Merchandise - After The End
Tampa post-punk band Merchandise are set to release their new album next Tuesday with indie tastemaking label 4AD, who they signed with earlier this year. The band formed in 2008 around the talents of the loquacious Carson Cox and has peddled its DIY machine through the ups and downs of the Florida punk-rock community till it found itself with a wider audience. Their new record After The End touches on a calm nerve in the center of an otherwise wild and unpredictable rock dynamic. Requires multiple listens. Stream it on NPR First Listen here.
Benjamin Booker - Benjamin Booker
Of course when you’re 22 and get tapped to open for Jack White in 2014, people will talk about you, and you will deserve it. The second Tampa-born artist to make our list today, Booker’s brand is woolly, nebulous guitar rock shelled out in quick, loose strips befitting of blues halls, country jives, and rock clubs, blown free across the country by Booker’s soft howl. You can be sure Booker is crossing genre partitions to appeal to many, including those attending this weekend’s FYF Fest. You can stream his new album, out now, at NPR First Listen here.
Ty Segall - Manipulator
On the ever-present Ty Segall’s latest album, each song is a treat in itself: you’ve got your blistering guitar licks, you’ve got your pavement scraping shredding, your tightly-knit refrains, your well-crafted exam of the different reasons why Segall was born to pick up that guitar. And yet, according to NPR, the album took only a month to make (which is long by Segall’s standards). If you were wondering where the time went since his last album, you’ll see it all playing back at you in reverse - hitting each decade in backwards order just because he can and likes to do so. Manipulator is out next Tuesday, August 26. Stream it at NPR First Listen here.
Bahamas - Bahamas Is Afie
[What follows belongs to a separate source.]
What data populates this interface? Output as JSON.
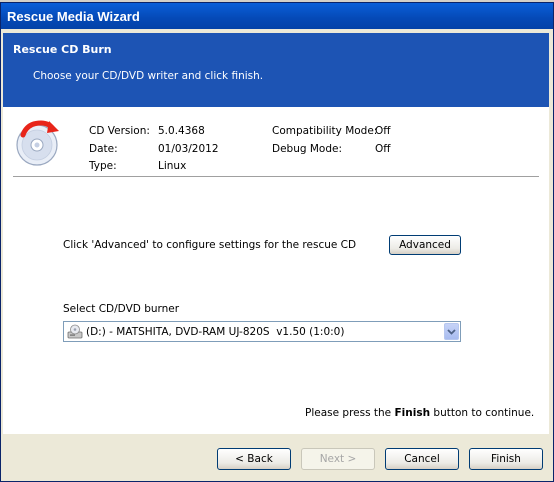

It may be tempting to call Bahamas’ Afie Jurvanen a shoe-in for your local coffee shop’s morning to night playlist. And rightfully so: as inventive and exotic as Jurvanen can get, with off-kilter piano tramps, electric tuba, yelp and response, and children’s folk choirs, he invariably steers the wheel back to center each time. Its escape from monotony lies in the nuances he creates within road-rock, and its pacifying sound remains the contradictory takeaway of this album. In some ways, he recalls Eddie Vedder’s solo work for Into The Wild as well as contemporary acts like Ones To Watch band Moon Taxi. Hear it on KCRW’s Album Preview here.